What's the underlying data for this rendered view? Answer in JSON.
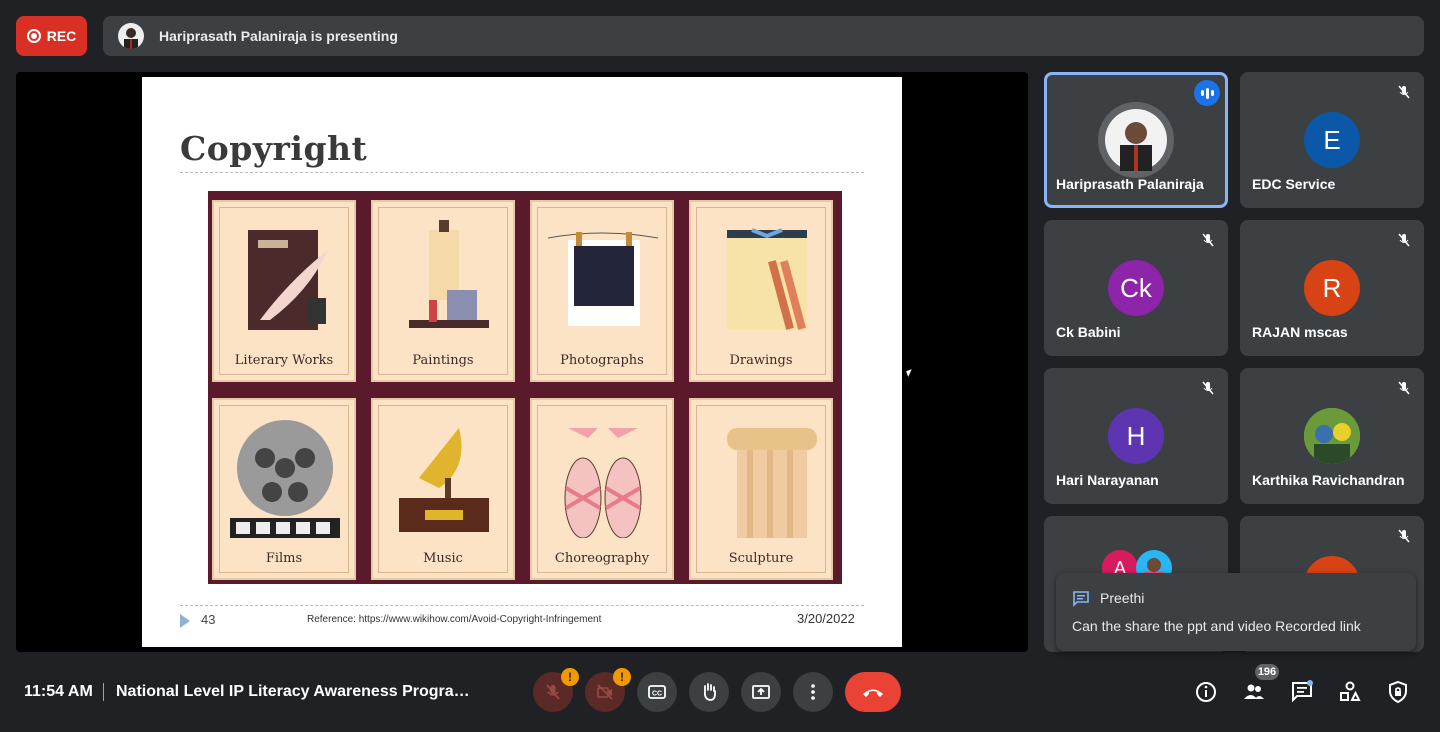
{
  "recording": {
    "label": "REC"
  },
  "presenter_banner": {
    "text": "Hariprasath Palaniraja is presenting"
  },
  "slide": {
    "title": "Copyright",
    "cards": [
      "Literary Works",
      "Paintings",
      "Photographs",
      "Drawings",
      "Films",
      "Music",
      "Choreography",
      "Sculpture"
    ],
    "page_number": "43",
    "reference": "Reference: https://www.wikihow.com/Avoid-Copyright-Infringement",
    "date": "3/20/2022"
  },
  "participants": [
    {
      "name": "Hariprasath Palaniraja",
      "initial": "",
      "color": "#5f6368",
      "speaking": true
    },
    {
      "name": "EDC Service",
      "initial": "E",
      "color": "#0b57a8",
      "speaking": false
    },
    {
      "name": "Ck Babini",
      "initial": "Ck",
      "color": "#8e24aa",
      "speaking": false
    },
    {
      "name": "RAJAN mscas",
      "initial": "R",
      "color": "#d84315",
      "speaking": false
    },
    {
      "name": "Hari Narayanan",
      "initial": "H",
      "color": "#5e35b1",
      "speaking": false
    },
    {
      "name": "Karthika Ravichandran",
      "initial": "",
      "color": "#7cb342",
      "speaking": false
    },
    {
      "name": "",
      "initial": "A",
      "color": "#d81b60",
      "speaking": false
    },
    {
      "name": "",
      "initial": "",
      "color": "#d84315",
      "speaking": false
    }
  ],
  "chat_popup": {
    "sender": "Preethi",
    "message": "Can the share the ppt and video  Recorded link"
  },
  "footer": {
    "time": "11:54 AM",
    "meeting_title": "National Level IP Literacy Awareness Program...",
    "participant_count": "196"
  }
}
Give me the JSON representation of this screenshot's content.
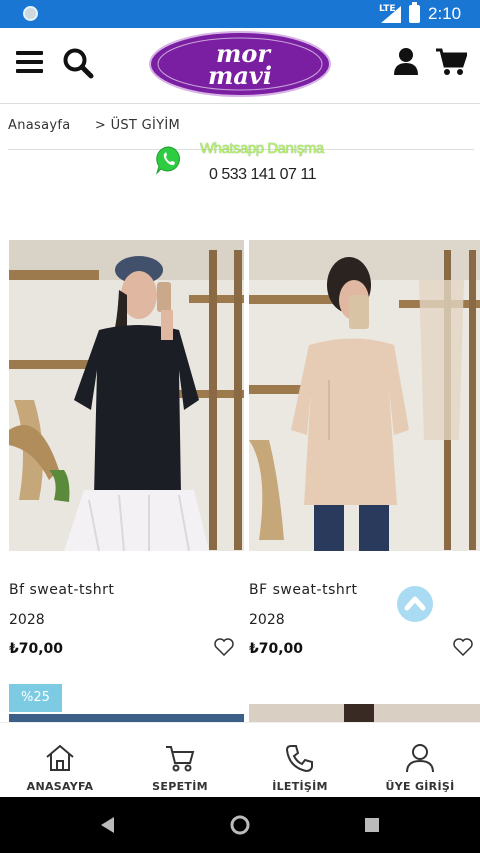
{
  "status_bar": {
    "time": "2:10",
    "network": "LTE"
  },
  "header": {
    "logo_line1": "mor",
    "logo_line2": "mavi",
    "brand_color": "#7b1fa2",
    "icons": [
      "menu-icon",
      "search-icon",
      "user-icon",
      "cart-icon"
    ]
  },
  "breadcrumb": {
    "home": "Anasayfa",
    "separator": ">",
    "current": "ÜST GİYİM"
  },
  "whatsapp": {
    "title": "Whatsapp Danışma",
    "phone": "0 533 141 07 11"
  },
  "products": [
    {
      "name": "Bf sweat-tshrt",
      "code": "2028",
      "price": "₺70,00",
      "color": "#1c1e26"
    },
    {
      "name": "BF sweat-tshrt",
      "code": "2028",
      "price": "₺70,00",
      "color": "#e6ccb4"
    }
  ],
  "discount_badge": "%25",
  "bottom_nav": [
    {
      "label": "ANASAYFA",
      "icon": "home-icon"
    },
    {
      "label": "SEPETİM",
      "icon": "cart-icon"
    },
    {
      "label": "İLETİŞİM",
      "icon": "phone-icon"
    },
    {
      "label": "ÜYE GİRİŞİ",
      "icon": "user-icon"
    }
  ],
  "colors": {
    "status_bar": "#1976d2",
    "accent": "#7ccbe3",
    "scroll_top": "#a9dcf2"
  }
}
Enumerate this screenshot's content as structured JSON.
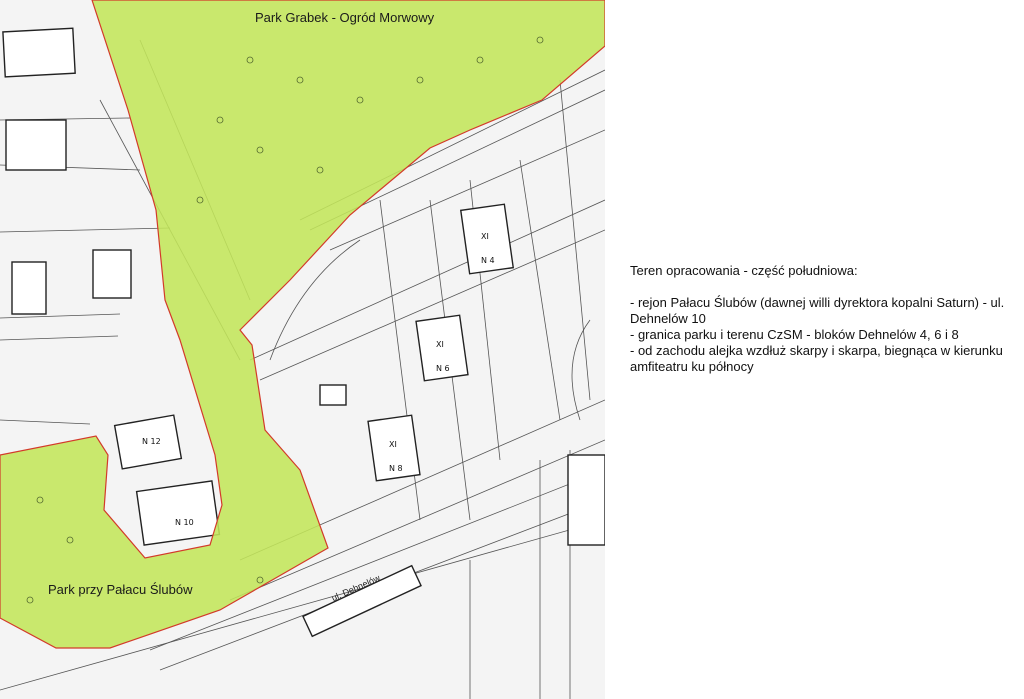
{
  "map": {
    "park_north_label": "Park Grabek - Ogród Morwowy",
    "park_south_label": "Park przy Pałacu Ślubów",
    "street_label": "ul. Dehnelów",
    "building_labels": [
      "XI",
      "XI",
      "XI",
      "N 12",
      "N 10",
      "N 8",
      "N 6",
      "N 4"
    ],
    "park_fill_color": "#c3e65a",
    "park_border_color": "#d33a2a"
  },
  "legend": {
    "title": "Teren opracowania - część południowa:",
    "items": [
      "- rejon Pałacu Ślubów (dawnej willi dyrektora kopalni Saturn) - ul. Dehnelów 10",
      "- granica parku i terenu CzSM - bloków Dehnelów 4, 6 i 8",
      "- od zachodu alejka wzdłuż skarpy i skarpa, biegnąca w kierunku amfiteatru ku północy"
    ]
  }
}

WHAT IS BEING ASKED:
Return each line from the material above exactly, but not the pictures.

RESULT FOR THIS TASK:
What's the underlying data for this rendered view? Answer in JSON.
{
  "recording": {
    "label": "REC"
  },
  "presenter_banner": {
    "text": "Hariprasath Palaniraja is presenting"
  },
  "slide": {
    "title": "Copyright",
    "cards": [
      "Literary Works",
      "Paintings",
      "Photographs",
      "Drawings",
      "Films",
      "Music",
      "Choreography",
      "Sculpture"
    ],
    "page_number": "43",
    "reference": "Reference: https://www.wikihow.com/Avoid-Copyright-Infringement",
    "date": "3/20/2022"
  },
  "participants": [
    {
      "name": "Hariprasath Palaniraja",
      "initial": "",
      "color": "#5f6368",
      "speaking": true
    },
    {
      "name": "EDC Service",
      "initial": "E",
      "color": "#0b57a8",
      "speaking": false
    },
    {
      "name": "Ck Babini",
      "initial": "Ck",
      "color": "#8e24aa",
      "speaking": false
    },
    {
      "name": "RAJAN mscas",
      "initial": "R",
      "color": "#d84315",
      "speaking": false
    },
    {
      "name": "Hari Narayanan",
      "initial": "H",
      "color": "#5e35b1",
      "speaking": false
    },
    {
      "name": "Karthika Ravichandran",
      "initial": "",
      "color": "#7cb342",
      "speaking": false
    },
    {
      "name": "",
      "initial": "A",
      "color": "#d81b60",
      "speaking": false
    },
    {
      "name": "",
      "initial": "",
      "color": "#d84315",
      "speaking": false
    }
  ],
  "chat_popup": {
    "sender": "Preethi",
    "message": "Can the share the ppt and video  Recorded link"
  },
  "footer": {
    "time": "11:54 AM",
    "meeting_title": "National Level IP Literacy Awareness Program...",
    "participant_count": "196"
  }
}
Give me the JSON representation of this screenshot's content.
{
  "status_bar": {
    "time": "2:10",
    "network": "LTE"
  },
  "header": {
    "logo_line1": "mor",
    "logo_line2": "mavi",
    "brand_color": "#7b1fa2",
    "icons": [
      "menu-icon",
      "search-icon",
      "user-icon",
      "cart-icon"
    ]
  },
  "breadcrumb": {
    "home": "Anasayfa",
    "separator": ">",
    "current": "ÜST GİYİM"
  },
  "whatsapp": {
    "title": "Whatsapp Danışma",
    "phone": "0 533 141 07 11"
  },
  "products": [
    {
      "name": "Bf sweat-tshrt",
      "code": "2028",
      "price": "₺70,00",
      "color": "#1c1e26"
    },
    {
      "name": "BF sweat-tshrt",
      "code": "2028",
      "price": "₺70,00",
      "color": "#e6ccb4"
    }
  ],
  "discount_badge": "%25",
  "bottom_nav": [
    {
      "label": "ANASAYFA",
      "icon": "home-icon"
    },
    {
      "label": "SEPETİM",
      "icon": "cart-icon"
    },
    {
      "label": "İLETİŞİM",
      "icon": "phone-icon"
    },
    {
      "label": "ÜYE GİRİŞİ",
      "icon": "user-icon"
    }
  ],
  "colors": {
    "status_bar": "#1976d2",
    "accent": "#7ccbe3",
    "scroll_top": "#a9dcf2"
  }
}
Enumerate this screenshot's content as structured JSON.
{
  "map": {
    "park_north_label": "Park Grabek - Ogród Morwowy",
    "park_south_label": "Park przy Pałacu Ślubów",
    "street_label": "ul. Dehnelów",
    "building_labels": [
      "XI",
      "XI",
      "XI",
      "N 12",
      "N 10",
      "N 8",
      "N 6",
      "N 4"
    ],
    "park_fill_color": "#c3e65a",
    "park_border_color": "#d33a2a"
  },
  "legend": {
    "title": "Teren opracowania - część południowa:",
    "items": [
      "- rejon Pałacu Ślubów (dawnej willi dyrektora kopalni Saturn) - ul. Dehnelów 10",
      "- granica parku i terenu CzSM - bloków Dehnelów 4, 6 i 8",
      "- od zachodu alejka wzdłuż skarpy i skarpa, biegnąca w kierunku amfiteatru ku północy"
    ]
  }
}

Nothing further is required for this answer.